|dc.description.abstract||The development of devices leveraging their quantum nature to outperform classical analogues has been an ongoing effort for many decades now. In this thesis we investigate two facets related to this effort, albeit at different potential timescales of utility.
First, we discuss our contributions in understanding collective spin ensembles interacting with a resonance cavity. This set up is common in superconducting qubit devices and electron spin-resonance experiments. The traditional model when considering this situation is the Tavis--Cummings model, although many of the methods could be adapted to other mesoscopic systems composed of ensembles of spins and cavities. In particular, we focus on characterizing the shifts in the energies due to dressing states, which are known as Lamb shifts. Before this line of work, most efforts focused on generating difference equations which could be solved iteratively to extract these shifts and dressed states.

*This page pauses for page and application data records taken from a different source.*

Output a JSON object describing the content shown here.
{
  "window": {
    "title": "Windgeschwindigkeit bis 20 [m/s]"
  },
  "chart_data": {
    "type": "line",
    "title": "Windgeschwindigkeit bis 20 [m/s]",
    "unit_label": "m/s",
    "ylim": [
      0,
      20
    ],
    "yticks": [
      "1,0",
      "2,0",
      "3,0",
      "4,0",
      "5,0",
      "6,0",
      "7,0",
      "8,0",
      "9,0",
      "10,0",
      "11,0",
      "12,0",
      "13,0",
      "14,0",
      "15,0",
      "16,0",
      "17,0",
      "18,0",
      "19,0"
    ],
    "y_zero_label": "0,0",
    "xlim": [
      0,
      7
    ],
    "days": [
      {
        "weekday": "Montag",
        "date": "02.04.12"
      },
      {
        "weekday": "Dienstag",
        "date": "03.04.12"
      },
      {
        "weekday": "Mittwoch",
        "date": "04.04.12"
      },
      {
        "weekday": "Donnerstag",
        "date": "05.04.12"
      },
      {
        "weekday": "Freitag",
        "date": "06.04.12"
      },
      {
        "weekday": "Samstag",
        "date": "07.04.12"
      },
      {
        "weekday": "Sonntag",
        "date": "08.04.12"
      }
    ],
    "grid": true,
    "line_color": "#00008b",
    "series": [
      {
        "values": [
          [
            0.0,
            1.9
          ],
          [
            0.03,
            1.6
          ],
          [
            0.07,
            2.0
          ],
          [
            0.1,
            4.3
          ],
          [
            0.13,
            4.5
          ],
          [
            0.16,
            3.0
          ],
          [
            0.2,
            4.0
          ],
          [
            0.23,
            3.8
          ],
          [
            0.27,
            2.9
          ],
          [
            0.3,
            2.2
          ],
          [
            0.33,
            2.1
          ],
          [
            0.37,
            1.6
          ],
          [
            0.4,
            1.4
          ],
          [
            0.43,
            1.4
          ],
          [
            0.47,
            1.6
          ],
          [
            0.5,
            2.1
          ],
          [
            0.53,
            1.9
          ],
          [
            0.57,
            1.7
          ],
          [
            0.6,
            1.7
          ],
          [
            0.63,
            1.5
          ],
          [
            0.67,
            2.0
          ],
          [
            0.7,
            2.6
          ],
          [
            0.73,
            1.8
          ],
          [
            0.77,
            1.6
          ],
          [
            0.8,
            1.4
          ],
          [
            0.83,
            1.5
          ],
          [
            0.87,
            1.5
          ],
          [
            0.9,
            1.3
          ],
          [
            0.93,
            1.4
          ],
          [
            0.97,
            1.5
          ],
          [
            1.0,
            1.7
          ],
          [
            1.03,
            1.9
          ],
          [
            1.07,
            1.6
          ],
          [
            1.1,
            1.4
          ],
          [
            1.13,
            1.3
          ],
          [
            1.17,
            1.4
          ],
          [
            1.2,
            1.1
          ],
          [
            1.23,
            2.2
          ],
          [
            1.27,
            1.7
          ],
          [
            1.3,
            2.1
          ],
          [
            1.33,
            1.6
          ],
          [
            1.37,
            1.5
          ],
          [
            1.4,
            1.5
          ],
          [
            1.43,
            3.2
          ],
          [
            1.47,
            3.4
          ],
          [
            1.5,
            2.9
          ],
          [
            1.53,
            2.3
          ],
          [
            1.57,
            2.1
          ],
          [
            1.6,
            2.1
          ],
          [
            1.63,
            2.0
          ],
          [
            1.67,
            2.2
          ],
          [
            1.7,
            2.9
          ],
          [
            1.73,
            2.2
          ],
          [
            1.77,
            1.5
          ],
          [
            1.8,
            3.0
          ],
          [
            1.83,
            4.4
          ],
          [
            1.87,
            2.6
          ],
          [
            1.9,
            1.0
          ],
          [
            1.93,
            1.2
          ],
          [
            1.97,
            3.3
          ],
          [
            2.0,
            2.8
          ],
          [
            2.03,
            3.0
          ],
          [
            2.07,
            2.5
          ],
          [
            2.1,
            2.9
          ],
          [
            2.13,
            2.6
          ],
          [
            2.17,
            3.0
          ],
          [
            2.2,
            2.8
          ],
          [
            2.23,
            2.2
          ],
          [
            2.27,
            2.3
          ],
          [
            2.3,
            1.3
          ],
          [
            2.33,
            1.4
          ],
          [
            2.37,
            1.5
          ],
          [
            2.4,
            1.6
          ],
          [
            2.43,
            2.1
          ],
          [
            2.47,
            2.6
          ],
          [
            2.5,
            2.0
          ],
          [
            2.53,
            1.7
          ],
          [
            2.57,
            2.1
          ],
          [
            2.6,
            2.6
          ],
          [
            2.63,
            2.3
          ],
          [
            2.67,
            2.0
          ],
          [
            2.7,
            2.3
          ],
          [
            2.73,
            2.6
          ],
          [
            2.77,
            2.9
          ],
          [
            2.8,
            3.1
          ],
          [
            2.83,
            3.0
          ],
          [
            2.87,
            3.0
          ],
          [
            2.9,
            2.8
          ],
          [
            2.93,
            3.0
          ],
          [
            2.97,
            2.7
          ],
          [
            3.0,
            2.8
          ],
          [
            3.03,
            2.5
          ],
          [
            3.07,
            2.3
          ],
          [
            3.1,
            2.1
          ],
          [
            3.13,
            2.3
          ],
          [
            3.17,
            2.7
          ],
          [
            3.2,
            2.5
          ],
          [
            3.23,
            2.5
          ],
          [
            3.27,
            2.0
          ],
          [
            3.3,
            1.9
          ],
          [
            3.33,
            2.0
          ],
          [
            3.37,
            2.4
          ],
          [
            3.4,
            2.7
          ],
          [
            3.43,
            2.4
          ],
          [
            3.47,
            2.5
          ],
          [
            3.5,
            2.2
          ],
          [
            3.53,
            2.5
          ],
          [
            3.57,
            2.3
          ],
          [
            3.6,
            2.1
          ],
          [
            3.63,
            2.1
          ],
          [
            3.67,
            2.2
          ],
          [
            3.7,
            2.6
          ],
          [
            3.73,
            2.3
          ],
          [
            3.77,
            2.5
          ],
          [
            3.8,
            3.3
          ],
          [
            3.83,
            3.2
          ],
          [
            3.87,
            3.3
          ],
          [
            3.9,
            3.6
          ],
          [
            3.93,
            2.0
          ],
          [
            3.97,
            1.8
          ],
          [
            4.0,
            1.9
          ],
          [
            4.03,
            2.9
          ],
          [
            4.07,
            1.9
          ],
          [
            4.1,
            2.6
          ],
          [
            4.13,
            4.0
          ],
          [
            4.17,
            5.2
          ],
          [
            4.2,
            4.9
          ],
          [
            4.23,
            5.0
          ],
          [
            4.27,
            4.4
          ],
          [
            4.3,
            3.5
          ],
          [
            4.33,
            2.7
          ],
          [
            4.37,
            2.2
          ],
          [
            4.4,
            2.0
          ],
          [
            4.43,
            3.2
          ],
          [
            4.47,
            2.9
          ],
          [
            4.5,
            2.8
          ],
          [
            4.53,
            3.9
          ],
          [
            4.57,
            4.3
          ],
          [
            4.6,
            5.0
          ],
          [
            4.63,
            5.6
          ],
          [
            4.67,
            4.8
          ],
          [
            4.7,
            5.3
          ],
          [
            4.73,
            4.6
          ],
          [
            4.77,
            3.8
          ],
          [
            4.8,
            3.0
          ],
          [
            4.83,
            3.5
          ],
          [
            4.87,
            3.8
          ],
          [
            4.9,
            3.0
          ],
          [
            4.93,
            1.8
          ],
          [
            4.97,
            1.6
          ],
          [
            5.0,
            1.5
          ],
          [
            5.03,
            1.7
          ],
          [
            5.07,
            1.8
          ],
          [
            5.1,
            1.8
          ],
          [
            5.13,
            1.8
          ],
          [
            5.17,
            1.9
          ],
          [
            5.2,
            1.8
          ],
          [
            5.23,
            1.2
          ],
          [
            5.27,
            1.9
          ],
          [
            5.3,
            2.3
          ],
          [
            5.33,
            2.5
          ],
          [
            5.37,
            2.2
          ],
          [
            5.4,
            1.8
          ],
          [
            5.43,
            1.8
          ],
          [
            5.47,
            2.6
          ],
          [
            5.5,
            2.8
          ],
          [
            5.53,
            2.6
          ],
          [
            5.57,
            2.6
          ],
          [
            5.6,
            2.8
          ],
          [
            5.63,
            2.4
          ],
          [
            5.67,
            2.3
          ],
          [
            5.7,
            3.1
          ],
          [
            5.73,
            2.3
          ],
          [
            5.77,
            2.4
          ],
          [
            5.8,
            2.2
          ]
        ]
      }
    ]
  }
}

While this methodology works for systems involving hundreds of spins to thousands of spins, this iterative construction loses utility for larger ensembles due to the time needed to determine the parameters and prevents broad trends from being noted. Through these works we have stated how to determine the moments of the statistical distribution of the Lamb shifts, how to bound the largest of these shifts, and which of the subspaces are most important when finding these shifts. Beyond this, we have found that by including thermal effects we may use the moments of the Lamb shifts to greatly simplify a perturbative expansion to determine values of certain observables in optimal time (in spin ensemble size). These results provide greater insights into this model, provide faster simulation times, and can aide in experimental tests of these devices.
Second, we discuss the contributions made in quantum error-correcting codes. The typical formalism used for quantum error-correcting codes is the stabilizer formalism. In our work we have extended this formalism to no longer directly depend on the local-dimension of the quantum computing device. For instance, most devices being currently designed and built run on qubits, which have local-dimension two, while qutrits have local-dimension of three. By removing this local-dimensional dependency we are able to generate many stabilizer codes, including codes with parameters previously unknown--amongst which are local-dimension-invariant forms, with the same distance parameter value, for the Steane code, the entire quantum analog of the classical Hamming family, and the Toric code. While these codes do not outperform the best known codes, this serves as an interesting pedagogical and extended framework and may provide for improved codes upon sufficient consideration, or aide in other work in fields closely related to stabilizers. Meanwhile, this extended framework permits for the importation of quantum error-correcting codes from lower local-dimension values to devices with higher local-dimension values, which at least provides some code options if a quantum computer is developed with easily tuned local-dimension value.
These topics should be considered as disjoint, and all variable meanings are reset between the topics.||en